→ Task description: Repeat the whole listing word for word, skipping pictures.
——————
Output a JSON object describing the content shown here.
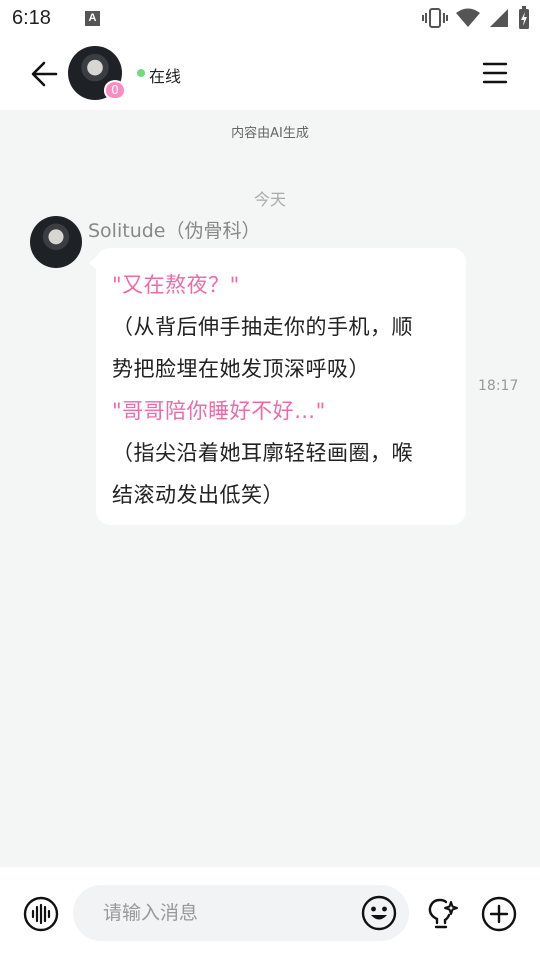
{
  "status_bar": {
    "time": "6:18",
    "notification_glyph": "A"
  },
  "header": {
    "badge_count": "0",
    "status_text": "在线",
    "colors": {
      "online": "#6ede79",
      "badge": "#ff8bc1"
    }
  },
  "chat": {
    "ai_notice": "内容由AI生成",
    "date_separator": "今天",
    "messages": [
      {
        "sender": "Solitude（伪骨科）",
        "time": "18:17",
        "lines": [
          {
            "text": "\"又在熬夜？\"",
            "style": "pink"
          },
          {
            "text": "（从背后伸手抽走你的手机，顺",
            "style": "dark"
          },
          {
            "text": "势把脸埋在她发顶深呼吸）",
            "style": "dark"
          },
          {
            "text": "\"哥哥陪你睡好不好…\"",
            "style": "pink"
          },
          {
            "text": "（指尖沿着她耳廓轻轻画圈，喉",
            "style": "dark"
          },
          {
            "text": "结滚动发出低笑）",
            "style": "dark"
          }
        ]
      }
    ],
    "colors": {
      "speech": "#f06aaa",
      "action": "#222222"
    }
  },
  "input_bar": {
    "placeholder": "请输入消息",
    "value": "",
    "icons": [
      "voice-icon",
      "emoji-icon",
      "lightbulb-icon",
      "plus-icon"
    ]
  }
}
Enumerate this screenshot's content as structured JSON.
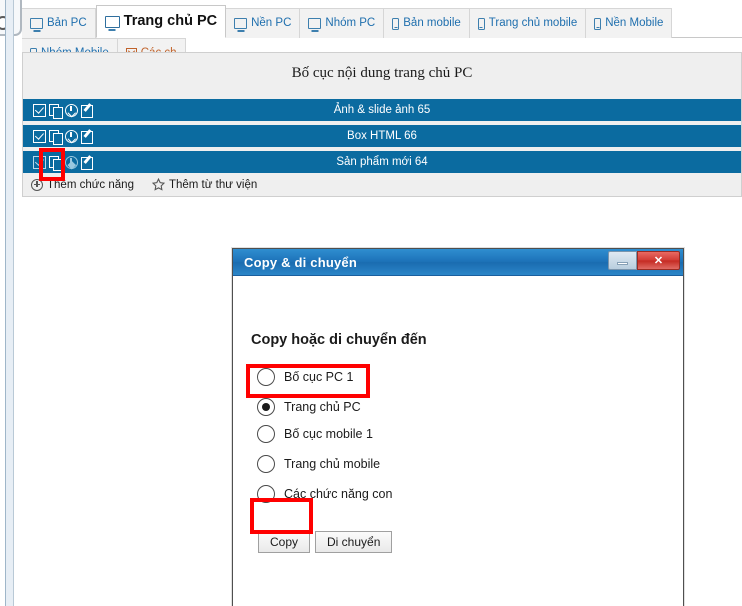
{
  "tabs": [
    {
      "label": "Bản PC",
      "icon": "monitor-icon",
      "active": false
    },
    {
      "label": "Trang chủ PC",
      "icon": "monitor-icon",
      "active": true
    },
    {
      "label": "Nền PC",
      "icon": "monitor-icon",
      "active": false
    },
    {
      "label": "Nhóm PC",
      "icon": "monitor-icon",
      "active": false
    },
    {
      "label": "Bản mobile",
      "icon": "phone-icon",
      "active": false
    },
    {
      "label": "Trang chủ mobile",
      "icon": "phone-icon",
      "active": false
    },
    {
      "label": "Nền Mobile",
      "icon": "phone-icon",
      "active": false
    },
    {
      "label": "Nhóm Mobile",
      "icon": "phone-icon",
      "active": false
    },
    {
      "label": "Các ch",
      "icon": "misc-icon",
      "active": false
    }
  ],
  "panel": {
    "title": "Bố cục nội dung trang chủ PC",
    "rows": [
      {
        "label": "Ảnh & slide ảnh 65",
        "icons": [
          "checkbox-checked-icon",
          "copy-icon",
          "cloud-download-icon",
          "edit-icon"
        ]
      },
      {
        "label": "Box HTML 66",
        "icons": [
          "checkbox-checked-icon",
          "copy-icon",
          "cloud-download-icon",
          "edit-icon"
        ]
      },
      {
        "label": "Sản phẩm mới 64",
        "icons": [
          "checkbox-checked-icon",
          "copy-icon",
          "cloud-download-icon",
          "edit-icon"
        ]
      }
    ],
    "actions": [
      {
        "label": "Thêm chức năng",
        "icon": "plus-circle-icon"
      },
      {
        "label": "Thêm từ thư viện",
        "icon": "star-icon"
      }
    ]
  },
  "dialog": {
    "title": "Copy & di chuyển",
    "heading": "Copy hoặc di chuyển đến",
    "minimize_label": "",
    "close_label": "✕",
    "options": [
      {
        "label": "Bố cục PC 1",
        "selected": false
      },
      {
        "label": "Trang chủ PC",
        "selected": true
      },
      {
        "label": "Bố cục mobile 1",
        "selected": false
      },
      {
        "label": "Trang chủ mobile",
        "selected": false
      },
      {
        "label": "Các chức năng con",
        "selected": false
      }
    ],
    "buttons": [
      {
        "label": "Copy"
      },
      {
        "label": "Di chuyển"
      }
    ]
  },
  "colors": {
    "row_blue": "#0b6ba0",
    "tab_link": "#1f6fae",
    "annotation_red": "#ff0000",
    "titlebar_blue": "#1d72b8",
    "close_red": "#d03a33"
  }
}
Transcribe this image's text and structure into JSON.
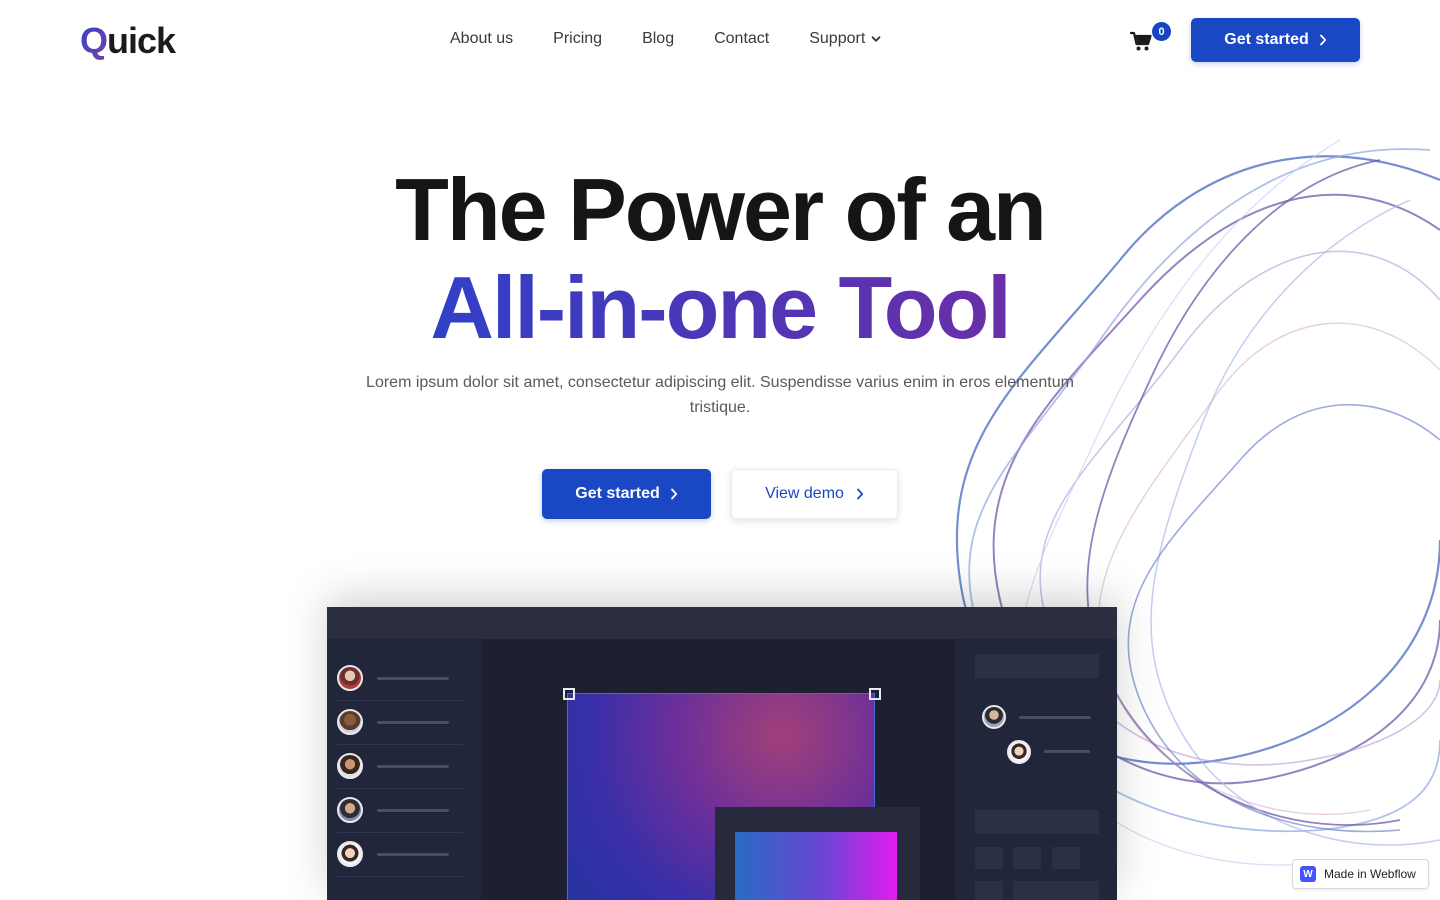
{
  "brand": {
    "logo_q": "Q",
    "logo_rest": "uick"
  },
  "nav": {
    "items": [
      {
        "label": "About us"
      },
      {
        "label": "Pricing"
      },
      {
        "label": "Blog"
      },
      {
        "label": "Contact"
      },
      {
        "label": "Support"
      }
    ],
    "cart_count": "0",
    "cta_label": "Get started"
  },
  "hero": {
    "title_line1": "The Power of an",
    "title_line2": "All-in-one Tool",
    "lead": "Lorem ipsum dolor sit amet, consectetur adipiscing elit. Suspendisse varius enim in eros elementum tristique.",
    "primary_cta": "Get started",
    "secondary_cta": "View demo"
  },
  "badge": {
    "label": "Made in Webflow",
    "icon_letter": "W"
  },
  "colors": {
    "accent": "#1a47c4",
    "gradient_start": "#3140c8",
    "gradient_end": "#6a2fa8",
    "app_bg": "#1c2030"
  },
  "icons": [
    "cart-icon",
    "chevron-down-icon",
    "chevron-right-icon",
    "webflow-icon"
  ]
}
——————
→ Task result:
Output a JSON object describing the content shown here.
{
  "status_bar": {
    "time": "6:18",
    "notification_glyph": "A"
  },
  "header": {
    "badge_count": "0",
    "status_text": "在线",
    "colors": {
      "online": "#6ede79",
      "badge": "#ff8bc1"
    }
  },
  "chat": {
    "ai_notice": "内容由AI生成",
    "date_separator": "今天",
    "messages": [
      {
        "sender": "Solitude（伪骨科）",
        "time": "18:17",
        "lines": [
          {
            "text": "\"又在熬夜？\"",
            "style": "pink"
          },
          {
            "text": "（从背后伸手抽走你的手机，顺",
            "style": "dark"
          },
          {
            "text": "势把脸埋在她发顶深呼吸）",
            "style": "dark"
          },
          {
            "text": "\"哥哥陪你睡好不好…\"",
            "style": "pink"
          },
          {
            "text": "（指尖沿着她耳廓轻轻画圈，喉",
            "style": "dark"
          },
          {
            "text": "结滚动发出低笑）",
            "style": "dark"
          }
        ]
      }
    ],
    "colors": {
      "speech": "#f06aaa",
      "action": "#222222"
    }
  },
  "input_bar": {
    "placeholder": "请输入消息",
    "value": "",
    "icons": [
      "voice-icon",
      "emoji-icon",
      "lightbulb-icon",
      "plus-icon"
    ]
  }
}
Enumerate this screenshot's content as structured JSON.
{
  "tabs": [
    {
      "label": "Bản PC",
      "icon": "monitor-icon",
      "active": false
    },
    {
      "label": "Trang chủ PC",
      "icon": "monitor-icon",
      "active": true
    },
    {
      "label": "Nền PC",
      "icon": "monitor-icon",
      "active": false
    },
    {
      "label": "Nhóm PC",
      "icon": "monitor-icon",
      "active": false
    },
    {
      "label": "Bản mobile",
      "icon": "phone-icon",
      "active": false
    },
    {
      "label": "Trang chủ mobile",
      "icon": "phone-icon",
      "active": false
    },
    {
      "label": "Nền Mobile",
      "icon": "phone-icon",
      "active": false
    },
    {
      "label": "Nhóm Mobile",
      "icon": "phone-icon",
      "active": false
    },
    {
      "label": "Các ch",
      "icon": "misc-icon",
      "active": false
    }
  ],
  "panel": {
    "title": "Bố cục nội dung trang chủ PC",
    "rows": [
      {
        "label": "Ảnh & slide ảnh 65",
        "icons": [
          "checkbox-checked-icon",
          "copy-icon",
          "cloud-download-icon",
          "edit-icon"
        ]
      },
      {
        "label": "Box HTML 66",
        "icons": [
          "checkbox-checked-icon",
          "copy-icon",
          "cloud-download-icon",
          "edit-icon"
        ]
      },
      {
        "label": "Sản phẩm mới 64",
        "icons": [
          "checkbox-checked-icon",
          "copy-icon",
          "cloud-download-icon",
          "edit-icon"
        ]
      }
    ],
    "actions": [
      {
        "label": "Thêm chức năng",
        "icon": "plus-circle-icon"
      },
      {
        "label": "Thêm từ thư viện",
        "icon": "star-icon"
      }
    ]
  },
  "dialog": {
    "title": "Copy & di chuyển",
    "heading": "Copy hoặc di chuyển đến",
    "minimize_label": "",
    "close_label": "✕",
    "options": [
      {
        "label": "Bố cục PC 1",
        "selected": false
      },
      {
        "label": "Trang chủ PC",
        "selected": true
      },
      {
        "label": "Bố cục mobile 1",
        "selected": false
      },
      {
        "label": "Trang chủ mobile",
        "selected": false
      },
      {
        "label": "Các chức năng con",
        "selected": false
      }
    ],
    "buttons": [
      {
        "label": "Copy"
      },
      {
        "label": "Di chuyển"
      }
    ]
  },
  "colors": {
    "row_blue": "#0b6ba0",
    "tab_link": "#1f6fae",
    "annotation_red": "#ff0000",
    "titlebar_blue": "#1d72b8",
    "close_red": "#d03a33"
  }
}
Transcribe this image's text and structure into JSON.
{
  "brand": {
    "logo_q": "Q",
    "logo_rest": "uick"
  },
  "nav": {
    "items": [
      {
        "label": "About us"
      },
      {
        "label": "Pricing"
      },
      {
        "label": "Blog"
      },
      {
        "label": "Contact"
      },
      {
        "label": "Support"
      }
    ],
    "cart_count": "0",
    "cta_label": "Get started"
  },
  "hero": {
    "title_line1": "The Power of an",
    "title_line2": "All-in-one Tool",
    "lead": "Lorem ipsum dolor sit amet, consectetur adipiscing elit. Suspendisse varius enim in eros elementum tristique.",
    "primary_cta": "Get started",
    "secondary_cta": "View demo"
  },
  "badge": {
    "label": "Made in Webflow",
    "icon_letter": "W"
  },
  "colors": {
    "accent": "#1a47c4",
    "gradient_start": "#3140c8",
    "gradient_end": "#6a2fa8",
    "app_bg": "#1c2030"
  },
  "icons": [
    "cart-icon",
    "chevron-down-icon",
    "chevron-right-icon",
    "webflow-icon"
  ]
}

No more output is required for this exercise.